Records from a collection
•••••

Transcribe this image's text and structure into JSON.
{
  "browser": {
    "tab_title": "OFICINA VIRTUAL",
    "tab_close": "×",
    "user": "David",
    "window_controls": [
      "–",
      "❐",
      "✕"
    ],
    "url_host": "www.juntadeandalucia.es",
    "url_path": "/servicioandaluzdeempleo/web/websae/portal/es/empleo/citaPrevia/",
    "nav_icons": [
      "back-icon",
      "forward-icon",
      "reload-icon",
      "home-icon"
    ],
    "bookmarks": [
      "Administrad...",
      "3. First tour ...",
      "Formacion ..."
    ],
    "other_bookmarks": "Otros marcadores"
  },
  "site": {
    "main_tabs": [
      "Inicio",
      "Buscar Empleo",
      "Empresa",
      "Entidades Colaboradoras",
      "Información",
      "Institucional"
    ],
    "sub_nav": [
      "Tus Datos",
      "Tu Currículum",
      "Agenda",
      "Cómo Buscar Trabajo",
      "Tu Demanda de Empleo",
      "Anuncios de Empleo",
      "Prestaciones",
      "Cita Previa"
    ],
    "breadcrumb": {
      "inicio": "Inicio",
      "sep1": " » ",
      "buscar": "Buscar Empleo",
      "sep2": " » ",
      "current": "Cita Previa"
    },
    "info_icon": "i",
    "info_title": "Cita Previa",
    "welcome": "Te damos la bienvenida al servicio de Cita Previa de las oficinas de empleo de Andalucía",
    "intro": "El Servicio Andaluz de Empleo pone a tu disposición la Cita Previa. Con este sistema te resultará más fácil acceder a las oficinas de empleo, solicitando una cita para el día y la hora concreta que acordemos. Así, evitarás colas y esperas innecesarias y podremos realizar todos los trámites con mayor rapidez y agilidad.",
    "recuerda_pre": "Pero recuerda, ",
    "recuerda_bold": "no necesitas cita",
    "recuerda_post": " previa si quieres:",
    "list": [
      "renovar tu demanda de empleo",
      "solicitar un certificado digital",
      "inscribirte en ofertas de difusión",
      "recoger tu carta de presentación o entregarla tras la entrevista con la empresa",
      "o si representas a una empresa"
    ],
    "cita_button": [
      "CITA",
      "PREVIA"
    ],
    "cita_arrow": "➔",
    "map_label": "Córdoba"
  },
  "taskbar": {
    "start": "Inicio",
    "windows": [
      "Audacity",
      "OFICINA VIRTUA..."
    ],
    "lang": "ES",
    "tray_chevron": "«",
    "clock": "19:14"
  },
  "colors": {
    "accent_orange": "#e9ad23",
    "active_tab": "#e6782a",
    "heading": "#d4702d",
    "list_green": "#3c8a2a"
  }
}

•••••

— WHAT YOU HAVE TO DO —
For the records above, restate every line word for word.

— SOLUTION FOR THIS TASK —
Transcribe this image's text and structure into JSON.
{
  "browser": {
    "tab_title": "OFICINA VIRTUAL",
    "tab_close": "×",
    "user": "David",
    "window_controls": [
      "–",
      "❐",
      "✕"
    ],
    "url_host": "www.juntadeandalucia.es",
    "url_path": "/servicioandaluzdeempleo/web/websae/portal/es/empleo/citaPrevia/",
    "nav_icons": [
      "back-icon",
      "forward-icon",
      "reload-icon",
      "home-icon"
    ],
    "bookmarks": [
      "Administrad...",
      "3. First tour ...",
      "Formacion ..."
    ],
    "other_bookmarks": "Otros marcadores"
  },
  "site": {
    "main_tabs": [
      "Inicio",
      "Buscar Empleo",
      "Empresa",
      "Entidades Colaboradoras",
      "Información",
      "Institucional"
    ],
    "sub_nav": [
      "Tus Datos",
      "Tu Currículum",
      "Agenda",
      "Cómo Buscar Trabajo",
      "Tu Demanda de Empleo",
      "Anuncios de Empleo",
      "Prestaciones",
      "Cita Previa"
    ],
    "breadcrumb": {
      "inicio": "Inicio",
      "sep1": " » ",
      "buscar": "Buscar Empleo",
      "sep2": " » ",
      "current": "Cita Previa"
    },
    "info_icon": "i",
    "info_title": "Cita Previa",
    "welcome": "Te damos la bienvenida al servicio de Cita Previa de las oficinas de empleo de Andalucía",
    "intro": "El Servicio Andaluz de Empleo pone a tu disposición la Cita Previa. Con este sistema te resultará más fácil acceder a las oficinas de empleo, solicitando una cita para el día y la hora concreta que acordemos. Así, evitarás colas y esperas innecesarias y podremos realizar todos los trámites con mayor rapidez y agilidad.",
    "recuerda_pre": "Pero recuerda, ",
    "recuerda_bold": "no necesitas cita",
    "recuerda_post": " previa si quieres:",
    "list": [
      "renovar tu demanda de empleo",
      "solicitar un certificado digital",
      "inscribirte en ofertas de difusión",
      "recoger tu carta de presentación o entregarla tras la entrevista con la empresa",
      "o si representas a una empresa"
    ],
    "cita_button": [
      "CITA",
      "PREVIA"
    ],
    "cita_arrow": "➔",
    "map_label": "Córdoba"
  },
  "taskbar": {
    "start": "Inicio",
    "windows": [
      "Audacity",
      "OFICINA VIRTUA..."
    ],
    "lang": "ES",
    "tray_chevron": "«",
    "clock": "19:14"
  },
  "colors": {
    "accent_orange": "#e9ad23",
    "active_tab": "#e6782a",
    "heading": "#d4702d",
    "list_green": "#3c8a2a"
  }
}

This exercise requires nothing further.